New Rules for Self-Driving Cars Aim to Fix What Ain't Broke
The folks at the National Highway Transportation Safety Administration (NHTSA) are a lot like other regulators: When they see that a given power exists, they covet it.
Charged with developing standards for self-driving cars, NHTSA this week published a set of nonbinding guidelines for the embryonic industry that, to be fair, are mostly commendable as an exercise in regulatory restraint. But buried in the 116-page proposal are ideas that, if enacted, would require a massive expansion in the role the federal government plays in the development of new automotive technologies.
Luckily, for this authority to be realized, Congress would need to grant its approval. If we’re fortunate, Congress will do no such thing.
Tagged with the seemingly inoffensive moniker of “pre-market approval,” the NHTSA pitch would grant the agency a regulatory veto over almost any new self-driving technology. The impact would be enormous, subjecting innovators to unprecedented and unnecessary scrutiny, in addition to a drawn-out process of regulatory delays.
The guidelines contemplate two different paths to grant the agency pre-market approval authority. Under the first, NHTSA could prohibit a manufacturer from introducing any highly automated vehicle without first obtaining federal approval. Under this system, any new technology would be presumed forbidden unless or until granted express permission. Moreover, the guidelines note that this system would require a “large increase in agency resources.”
The second path is at least somewhat more reasonable. It proposes a system of “hybrid certification,” under which the federal government would grant an initial blessing to technologies that would be self-certified later by vehicle manufacturers. While less invasive, this idea still fails to overcome the basic problem of forcing delays in a fast-moving new industry in which virtually all meaningful advancements will be novel. The big danger is that such delays could lead to the rise and deployment of inferior technology, simply by virtue of happenstance.
For those lawmakers who embrace free markets and limited government, opposing both visions of pre-market approval is a no-brainer. Adding red tape to the process by which vehicles are brought to market will only increase consumer costs and chill development of these exciting technologies.
For other lawmakers, including those concerned about the readiness of autonomous-vehicle technology, the proposals might be more difficult to dismiss. NHTSA’s case for pre-market approval authority is modeled on other federal bodies that currently wield similar authority. In particular, the agency cites the Federal Aviation Administration, which uses pre-market approval in its evaluation of autopilot and other aviation systems.
Whether the FAA’s system, itself, is ideal is a separate question and worthy of exploration.
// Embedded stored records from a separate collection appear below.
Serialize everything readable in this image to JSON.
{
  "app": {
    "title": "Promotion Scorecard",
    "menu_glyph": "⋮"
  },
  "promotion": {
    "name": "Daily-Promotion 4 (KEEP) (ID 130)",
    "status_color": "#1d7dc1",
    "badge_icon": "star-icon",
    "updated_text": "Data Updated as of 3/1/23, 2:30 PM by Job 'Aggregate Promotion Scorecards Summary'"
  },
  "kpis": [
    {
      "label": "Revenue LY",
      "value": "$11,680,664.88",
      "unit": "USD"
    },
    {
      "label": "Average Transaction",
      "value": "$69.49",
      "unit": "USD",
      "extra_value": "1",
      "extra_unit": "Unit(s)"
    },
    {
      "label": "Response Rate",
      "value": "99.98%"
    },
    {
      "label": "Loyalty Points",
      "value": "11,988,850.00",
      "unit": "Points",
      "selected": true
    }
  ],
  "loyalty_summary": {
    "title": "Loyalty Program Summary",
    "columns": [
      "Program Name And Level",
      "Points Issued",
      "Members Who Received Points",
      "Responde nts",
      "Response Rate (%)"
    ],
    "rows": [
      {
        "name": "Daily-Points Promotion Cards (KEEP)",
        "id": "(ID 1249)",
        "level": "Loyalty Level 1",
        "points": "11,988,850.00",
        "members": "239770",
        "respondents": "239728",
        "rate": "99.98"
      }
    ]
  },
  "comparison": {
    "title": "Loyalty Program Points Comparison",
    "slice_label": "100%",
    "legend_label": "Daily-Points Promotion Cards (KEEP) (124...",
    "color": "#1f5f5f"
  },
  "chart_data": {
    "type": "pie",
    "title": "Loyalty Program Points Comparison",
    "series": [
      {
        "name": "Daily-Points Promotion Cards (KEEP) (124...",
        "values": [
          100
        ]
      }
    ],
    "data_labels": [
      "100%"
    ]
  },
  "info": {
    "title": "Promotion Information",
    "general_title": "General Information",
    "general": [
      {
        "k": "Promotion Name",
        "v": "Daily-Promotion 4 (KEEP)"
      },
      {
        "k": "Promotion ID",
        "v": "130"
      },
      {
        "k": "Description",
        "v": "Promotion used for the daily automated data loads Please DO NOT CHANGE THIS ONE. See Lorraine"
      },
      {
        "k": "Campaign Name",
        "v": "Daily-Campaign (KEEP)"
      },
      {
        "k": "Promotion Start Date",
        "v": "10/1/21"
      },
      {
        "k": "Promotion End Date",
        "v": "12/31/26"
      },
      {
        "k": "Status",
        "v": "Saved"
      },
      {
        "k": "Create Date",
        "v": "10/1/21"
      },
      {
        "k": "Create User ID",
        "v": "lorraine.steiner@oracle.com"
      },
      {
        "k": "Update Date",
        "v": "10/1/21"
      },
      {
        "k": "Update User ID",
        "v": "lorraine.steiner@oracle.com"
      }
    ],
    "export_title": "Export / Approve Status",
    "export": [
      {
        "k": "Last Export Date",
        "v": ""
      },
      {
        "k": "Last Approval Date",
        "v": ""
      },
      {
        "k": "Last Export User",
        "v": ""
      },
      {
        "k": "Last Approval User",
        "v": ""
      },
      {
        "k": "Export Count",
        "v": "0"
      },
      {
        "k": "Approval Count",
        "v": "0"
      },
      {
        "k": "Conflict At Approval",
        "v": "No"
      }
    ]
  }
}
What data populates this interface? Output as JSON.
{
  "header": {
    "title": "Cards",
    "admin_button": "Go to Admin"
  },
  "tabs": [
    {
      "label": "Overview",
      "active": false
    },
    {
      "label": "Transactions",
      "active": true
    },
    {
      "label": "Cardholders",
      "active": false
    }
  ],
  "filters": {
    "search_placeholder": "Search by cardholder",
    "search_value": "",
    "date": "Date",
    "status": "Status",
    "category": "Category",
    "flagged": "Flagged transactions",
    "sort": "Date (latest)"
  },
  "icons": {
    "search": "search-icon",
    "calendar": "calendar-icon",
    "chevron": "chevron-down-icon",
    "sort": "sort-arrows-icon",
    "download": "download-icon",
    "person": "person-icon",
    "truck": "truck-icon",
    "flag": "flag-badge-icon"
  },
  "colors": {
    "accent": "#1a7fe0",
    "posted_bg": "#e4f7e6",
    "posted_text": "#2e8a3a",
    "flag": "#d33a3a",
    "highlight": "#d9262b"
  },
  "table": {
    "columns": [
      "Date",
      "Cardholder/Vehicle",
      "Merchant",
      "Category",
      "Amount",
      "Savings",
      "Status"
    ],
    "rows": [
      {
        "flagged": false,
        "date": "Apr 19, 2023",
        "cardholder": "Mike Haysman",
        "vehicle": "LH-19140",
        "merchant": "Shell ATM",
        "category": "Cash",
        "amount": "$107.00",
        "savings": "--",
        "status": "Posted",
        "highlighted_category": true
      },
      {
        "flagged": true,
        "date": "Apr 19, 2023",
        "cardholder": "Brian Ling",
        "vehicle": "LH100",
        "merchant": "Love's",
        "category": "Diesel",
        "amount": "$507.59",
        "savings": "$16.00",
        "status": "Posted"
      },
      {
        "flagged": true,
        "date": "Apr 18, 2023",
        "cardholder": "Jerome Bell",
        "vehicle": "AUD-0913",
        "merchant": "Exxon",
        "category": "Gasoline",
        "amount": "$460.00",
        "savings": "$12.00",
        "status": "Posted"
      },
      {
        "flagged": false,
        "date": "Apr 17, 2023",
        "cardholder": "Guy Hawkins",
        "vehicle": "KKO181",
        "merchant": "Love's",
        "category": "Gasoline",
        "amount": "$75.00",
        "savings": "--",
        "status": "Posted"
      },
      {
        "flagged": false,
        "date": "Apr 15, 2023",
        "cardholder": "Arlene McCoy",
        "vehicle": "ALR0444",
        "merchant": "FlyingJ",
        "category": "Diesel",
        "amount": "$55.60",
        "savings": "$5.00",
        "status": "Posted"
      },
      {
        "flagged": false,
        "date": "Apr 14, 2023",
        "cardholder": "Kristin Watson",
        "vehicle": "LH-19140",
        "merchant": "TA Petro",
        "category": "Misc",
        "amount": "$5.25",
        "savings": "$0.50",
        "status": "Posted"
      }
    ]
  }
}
What’s more pressing is to make clear that there is no good reason for NHTSA to abandon its current system of self-certification. Under that system, the agency uses a risk-based selection process to test a sample of vehicles and standards. Though imperfect, this approach has been proven to strike an effective balance between consumer protection and market flexibility.
Similar to how insurance companies evaluate risk, the self-certification system balances the potential severity of a hazard with how often it is expected to be a problem. On that basis, NHTSA targets the products of greatest concern. And, by its own admission, NHTSA notes that, historically, “instances of non-compliance, especially non-compliance having substantial safety implications, are rare” under its current approach. Unless NHTSA can demonstrate that highly automated vehicles require a substantially more onerous method of scrutiny, there’s simply no reason to move away from a system that, since passage of the National Traffic and Motor Vehicle Safety Act in 1966, has proven an effective regulatory tool.
Based on a recent op-ed by President Obama published in the Pittsburgh Post-Gazette, there is every reason to believe that the administration will attempt to make the case for granting NHTSA a more robust role in vetting future technologies. Lawmakers of all persuasions would do well to regard such proposals with extreme skepticism.
Ian Adams is an attorney in California and senior fellow of the R Street Institute.